Were it not clearly labeled as memoir, it would be easy to mistake this for a YA coming-of-age novel about twin girls, abetted by the narrative conceit of the rotating point of view. Because there’s an end point in sight from the beginning, in the form of the duo finding success in music right as their high school years come to a close, making for a tidy conclusion to the narrative. The two grew up children of divorce, living with their mother and her boyfriend, who quickly came to be more of a dad than their emotionally distant biological father. As they engage in typical teenage pastimes like blowing off school, drinking and experimenting with drugs, and existing in a constant maelstrom of heightened drama between friends, parents, crushes, and more, the story of their discovering how to play guitar, harmonize their voices, and write songs slowly comes into focus.

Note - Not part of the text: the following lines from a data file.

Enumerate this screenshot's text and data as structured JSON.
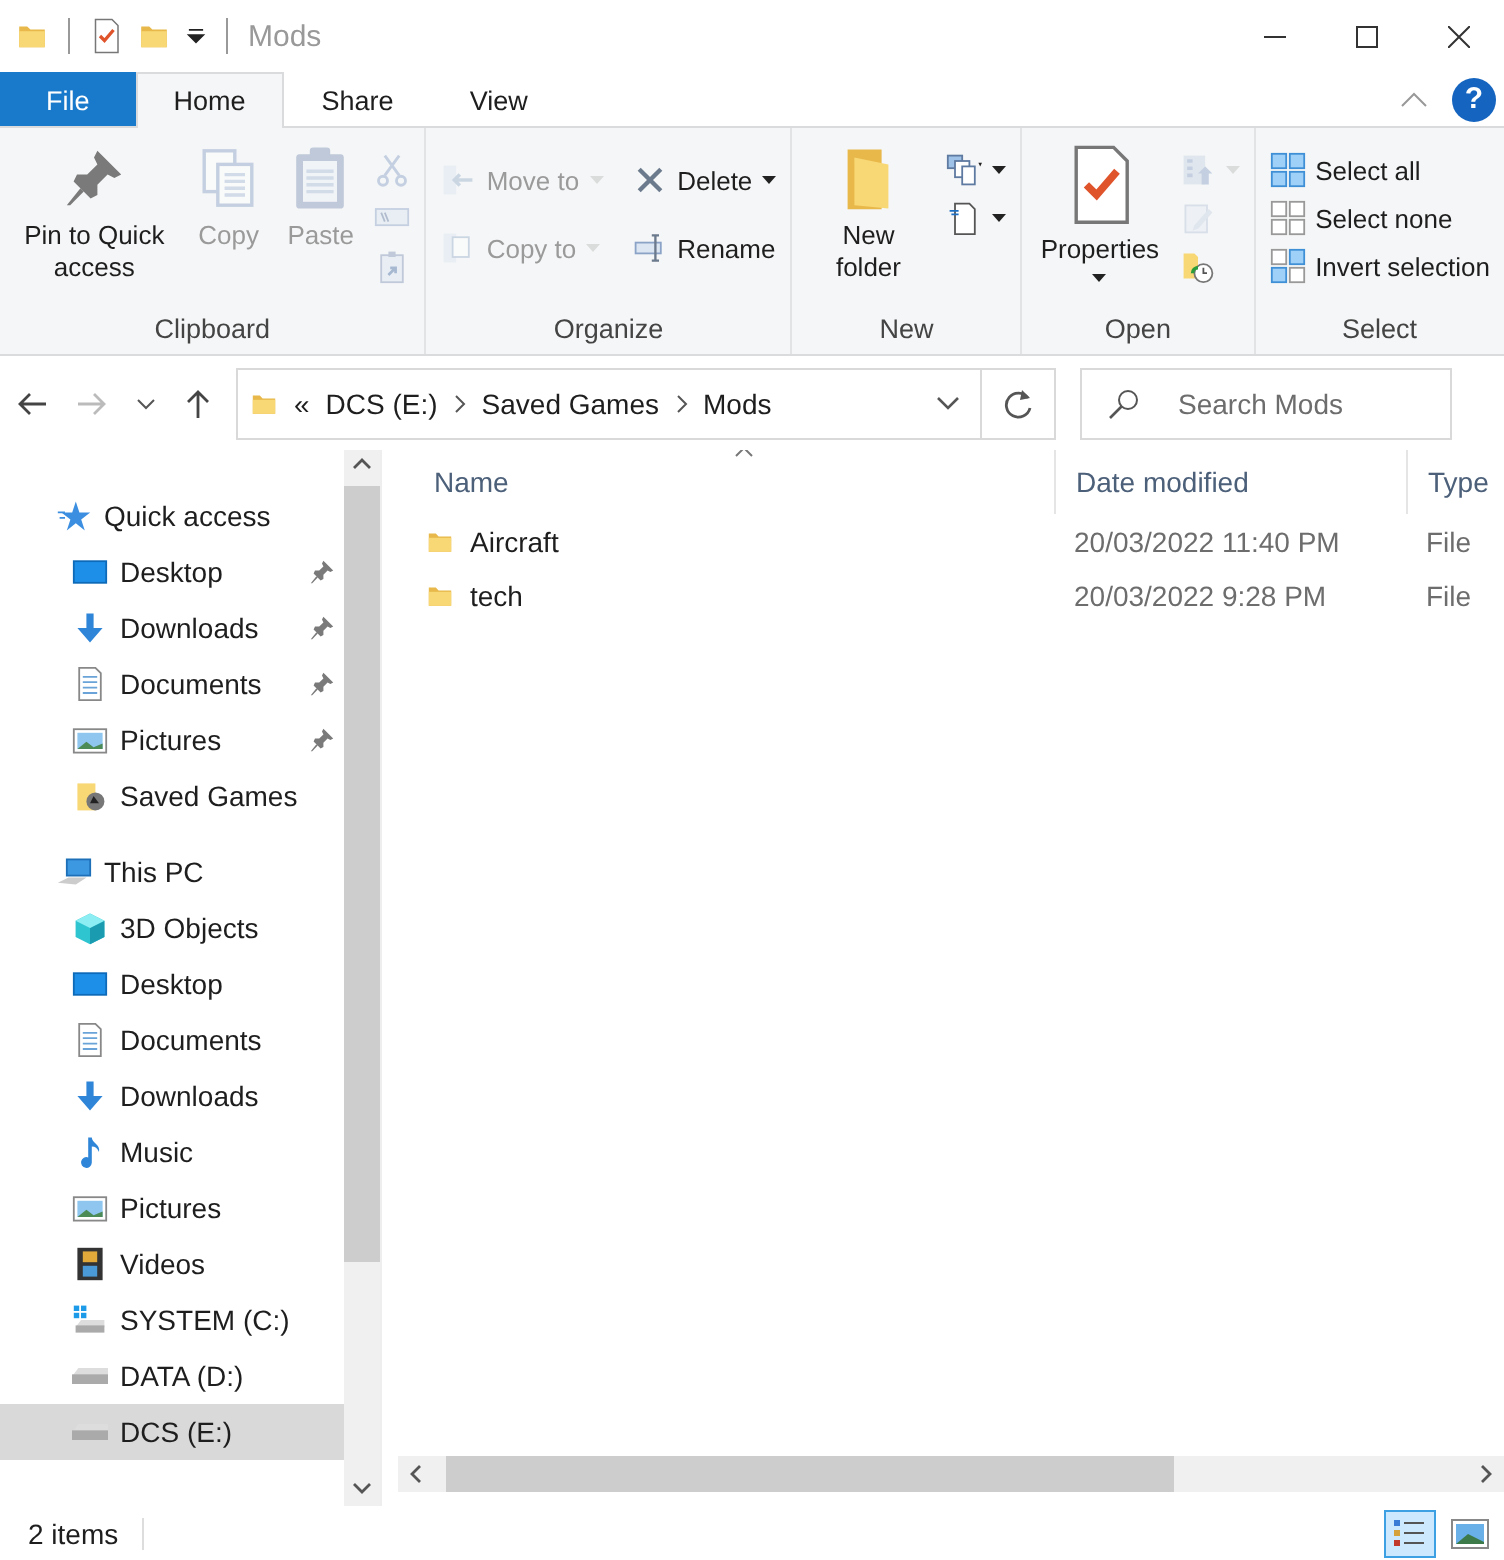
{
  "window": {
    "title": "Mods"
  },
  "help_button": "?",
  "ribbon_tabs": [
    {
      "label": "File",
      "kind": "file",
      "selected": false
    },
    {
      "label": "Home",
      "kind": "tab",
      "selected": true
    },
    {
      "label": "Share",
      "kind": "tab",
      "selected": false
    },
    {
      "label": "View",
      "kind": "tab",
      "selected": false
    }
  ],
  "ribbon_groups": [
    {
      "label": "Clipboard",
      "commands": [
        {
          "label": "Pin to Quick access",
          "kind": "pin",
          "large": true,
          "disabled": false,
          "dropdown": false
        },
        {
          "label": "Copy",
          "kind": "copy",
          "large": true,
          "disabled": true,
          "dropdown": false
        },
        {
          "label": "Paste",
          "kind": "paste",
          "large": true,
          "disabled": true,
          "dropdown": false
        },
        {
          "kind": "cut",
          "large": false,
          "disabled": true,
          "dropdown": false
        },
        {
          "kind": "copypath",
          "large": false,
          "disabled": true,
          "dropdown": false
        },
        {
          "kind": "shortcut",
          "large": false,
          "disabled": true,
          "dropdown": false
        }
      ]
    },
    {
      "label": "Organize",
      "commands": [
        {
          "label": "Move to",
          "kind": "moveto",
          "large": false,
          "disabled": true,
          "dropdown": true
        },
        {
          "label": "Copy to",
          "kind": "copyto",
          "large": false,
          "disabled": true,
          "dropdown": true
        },
        {
          "label": "Delete",
          "kind": "delete",
          "large": false,
          "disabled": false,
          "dropdown": true
        },
        {
          "label": "Rename",
          "kind": "rename",
          "large": false,
          "disabled": false,
          "dropdown": false
        }
      ]
    },
    {
      "label": "New",
      "commands": [
        {
          "label": "New folder",
          "kind": "newfolder",
          "large": true,
          "disabled": false,
          "dropdown": false
        },
        {
          "kind": "newitem",
          "large": false,
          "disabled": false,
          "dropdown": true
        },
        {
          "kind": "easyaccess",
          "large": false,
          "disabled": false,
          "dropdown": true
        }
      ]
    },
    {
      "label": "Open",
      "commands": [
        {
          "label": "Properties",
          "kind": "properties",
          "large": true,
          "disabled": false,
          "dropdown": true
        },
        {
          "kind": "open",
          "large": false,
          "disabled": true,
          "dropdown": true
        },
        {
          "kind": "edit",
          "large": false,
          "disabled": true,
          "dropdown": false
        },
        {
          "kind": "history",
          "large": false,
          "disabled": false,
          "dropdown": false
        }
      ]
    },
    {
      "label": "Select",
      "commands": [
        {
          "label": "Select all",
          "kind": "selectall",
          "large": false,
          "disabled": false,
          "dropdown": false
        },
        {
          "label": "Select none",
          "kind": "selectnone",
          "large": false,
          "disabled": false,
          "dropdown": false
        },
        {
          "label": "Invert selection",
          "kind": "invert",
          "large": false,
          "disabled": false,
          "dropdown": false
        }
      ]
    }
  ],
  "address_bar": {
    "overflow": "«",
    "path": [
      "DCS (E:)",
      "Saved Games",
      "Mods"
    ]
  },
  "search": {
    "placeholder": "Search Mods"
  },
  "navigation": [
    {
      "label": "Quick access",
      "kind": "star",
      "selected": false,
      "children": [
        {
          "label": "Desktop",
          "kind": "desktop",
          "pinned": true,
          "selected": false
        },
        {
          "label": "Downloads",
          "kind": "download",
          "pinned": true,
          "selected": false
        },
        {
          "label": "Documents",
          "kind": "document",
          "pinned": true,
          "selected": false
        },
        {
          "label": "Pictures",
          "kind": "picture",
          "pinned": true,
          "selected": false
        },
        {
          "label": "Saved Games",
          "kind": "games",
          "pinned": false,
          "selected": false
        }
      ]
    },
    {
      "label": "This PC",
      "kind": "pc",
      "selected": false,
      "children": [
        {
          "label": "3D Objects",
          "kind": "cube",
          "pinned": false,
          "selected": false
        },
        {
          "label": "Desktop",
          "kind": "desktop",
          "pinned": false,
          "selected": false
        },
        {
          "label": "Documents",
          "kind": "document",
          "pinned": false,
          "selected": false
        },
        {
          "label": "Downloads",
          "kind": "download",
          "pinned": false,
          "selected": false
        },
        {
          "label": "Music",
          "kind": "music",
          "pinned": false,
          "selected": false
        },
        {
          "label": "Pictures",
          "kind": "picture",
          "pinned": false,
          "selected": false
        },
        {
          "label": "Videos",
          "kind": "video",
          "pinned": false,
          "selected": false
        },
        {
          "label": "SYSTEM (C:)",
          "kind": "windrive",
          "pinned": false,
          "selected": false
        },
        {
          "label": "DATA (D:)",
          "kind": "drive",
          "pinned": false,
          "selected": false
        },
        {
          "label": "DCS (E:)",
          "kind": "drive",
          "pinned": false,
          "selected": true
        }
      ]
    }
  ],
  "file_list": {
    "columns": [
      "Name",
      "Date modified",
      "Type"
    ],
    "rows": [
      {
        "name": "Aircraft",
        "date_modified": "20/03/2022 11:40 PM",
        "type": "File"
      },
      {
        "name": "tech",
        "date_modified": "20/03/2022 9:28 PM",
        "type": "File"
      }
    ]
  },
  "status_bar": {
    "item_count": "2 items",
    "views": [
      {
        "kind": "details",
        "selected": true
      },
      {
        "kind": "large",
        "selected": false
      }
    ]
  }
}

Still, the fun of the book comes not from their facility with music and the promise of explosive success on the horizon, but rather the ways in which their all-too-common histories of family drama, romantic woes, and angsty worldview mirror that of so many others. It’s there in Tegan’s description of how two girls shyly meeting one another could quickly form a best friendship over the electrical hum of an old landline (“Bit by bit, I passed pieces of myself to her through the telephone lines connecting us, and she did the same”); it’s present in Sara’s unerring assessment of the emotional high that comes from having your friends acknowledge an achievement you’re proud of (“It felt perfect and embarrassing—the way I sometimes felt on our birthday, or after I’d broken my arm”). And it’s definitely there in both women’s accounts of the endless sniping, screaming through each others’ bedroom doors, and abrupt pivots to intimacy and warmth shared by two siblings who know each other better than anyone else could ever hope. (Though not supernaturally close—Sara mentions that people’s superstitions about “twin-mind-reading nonsense” always bothered her.)
The key subplot running through their stories is both girls’ slow and differently paced struggles with coming out as gay. Anyone who has had experiences with, or knows someone grappling with, the often painful process of figuring out their sexual identity will find instantly relatable scenes here, such as a still-closeted Tegan getting angry with extended family members for their discomfort around homosexuality because it echoed her own internalized sense of homophobia at the time. It even comes to a head with a scene in high school, where Sara confronts a classmate using gay slurs by lashing out in a manner that, were it a scene from a TV drama or movie, would be dismissed as melodramatic, had it not actually happened.
As the pair find girlfriends—and their own senses of confidence—High School wends an empathetic tale of queer identity through its endearing memories of youthful wanderlust and teenage artists finding their musical voice together as sisters. Looked at in excerpts, the prose rarely achieves any kind of notable grace that would make it stand out from the pack of YA dramas about teens, but just as on record, Tegan and Sara use conventional strictures and intensely personal emotion to create something special. Like that Smashing Pumpkins record, their memoir can make even cynical adults feel less alone.